We can't possibly argue this Benedick's propensity (Latin: propondere), toward wit.  He's one witty dude (No Latin dictum for "dude", sorry).  Which leads me back to the uncle I used to have.  He used to say things like this Benedick character, except he had no D.D. Lewis qualities about him whatsoever.  He was a Nebraska feller, complete with the Midwest way of talk, so maybe you can imagine him belting out:  "Well dip me in apple butter and call me a muskret!"

I have no idea what that means, but it was pretty funny when he said it.

I remember some old ninny or other was always telling that uncle of mine to "pipe down!"  But he wouldn't.  He loved it when they told him to stop.  He got worse.  Kind of like our pal Benedick. "Strike up the pipers!"  That was his response, his, yeah, this is an easy one:  modus operandi.

I say whenever someone says something like "Strike up the pipers!", the only response should be "Bene!"

Here is my favorite quote from Benedick:
        "Hang me in a bottle like a cat and shoot me!"

Much Ado, much like this stupid blog post, is just an excuse to exemplify wit.  That's what it seems like.  There are these people dressing up to trick those people who are tricking someone else...even their language out of guise is a guise.  That old uncle of mine said all those funny euphemistic things...I still don't know what any of them meant:
          "Well, paint me in polka dots and call me a curly!"

What the hell does that mean?!  Dunno.

But it's bene.

Why does the guy that shoots Benedick get to be called "Adam"?  Is that a good thing?  No idea.

I know if someone shot my good dick, I'd be calling him something nastier than "Adam".

Here's the point:  I can't hyper analyze it all.  Who can?  I'm certain being called Adam means something--in fact, I looked around and found a few conflicting reports on the whole cat in the jar deal.  And now I'm just confused, not entertained.  Non bene.  Yeah, yeah, I know you never thought shooting the cat in the jar was funny in the first place.  I told you, I'm from Nebraska, which gives me license to laugh at the cat in the jar joke and you license to laugh at my hillbillity which gives me license to laugh at your snobbery and pretty soon we're in the middle of Much Ado About Nothing ourselves, realizing we've just accomplished nothing so we add some Latin nomenclatures and go to quarto.

Fine, here we are.  In the play.  I get to be Benedick.
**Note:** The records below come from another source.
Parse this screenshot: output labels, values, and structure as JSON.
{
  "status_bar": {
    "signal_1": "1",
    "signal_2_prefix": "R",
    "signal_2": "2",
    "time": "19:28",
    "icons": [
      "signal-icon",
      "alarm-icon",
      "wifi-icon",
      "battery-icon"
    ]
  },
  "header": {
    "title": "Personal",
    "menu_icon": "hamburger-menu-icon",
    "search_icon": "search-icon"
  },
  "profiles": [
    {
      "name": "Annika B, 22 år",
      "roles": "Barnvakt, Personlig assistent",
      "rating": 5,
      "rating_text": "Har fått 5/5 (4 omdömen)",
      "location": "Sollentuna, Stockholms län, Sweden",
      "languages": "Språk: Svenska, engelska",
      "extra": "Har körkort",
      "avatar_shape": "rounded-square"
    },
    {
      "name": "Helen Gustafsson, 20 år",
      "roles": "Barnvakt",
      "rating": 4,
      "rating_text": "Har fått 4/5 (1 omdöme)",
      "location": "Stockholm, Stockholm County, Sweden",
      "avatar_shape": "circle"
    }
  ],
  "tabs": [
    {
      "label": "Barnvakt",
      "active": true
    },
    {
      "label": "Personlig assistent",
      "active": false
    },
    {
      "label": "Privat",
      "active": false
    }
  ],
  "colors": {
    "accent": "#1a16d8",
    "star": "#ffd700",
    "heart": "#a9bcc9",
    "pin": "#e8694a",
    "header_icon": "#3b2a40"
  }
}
We can get serious about something else.  Not this one.  Sometimes you just get to laugh!  That's what this play is all about:  "A college of wit-crackers cannot flout me out of my humour."  (V, III,101)

And when the old hags yell: "Pipe down!"  I get to say:
           "Think not of him till tomorrow:  I'll devise thee brave punishments for him.  Strike up pipers!"


Multo Bene.

Monday, July 12, 2010


Here is another example of the Oregonian missing the mark on a story.

I do believe the 14th amendment and our supreme court have both imposed the 4th amendment on our states.  That's the issue here, they took his property, destroyed a portion of it and then returned it in a compromised state.  This is illegal, and THIS is why they settled. 

See also:  Mapp v Ohio (1961)

 Keep the gestapo bullshit in the sullied annals of history, please.

As far as recording cops and their supposed "expectation of privacy"...that's all really laughable. Welcome to the 21st century, morons.  You've got no expectation of privacy in public.  You've got no expectation of privacy as a public official.  Yeah.  NONE.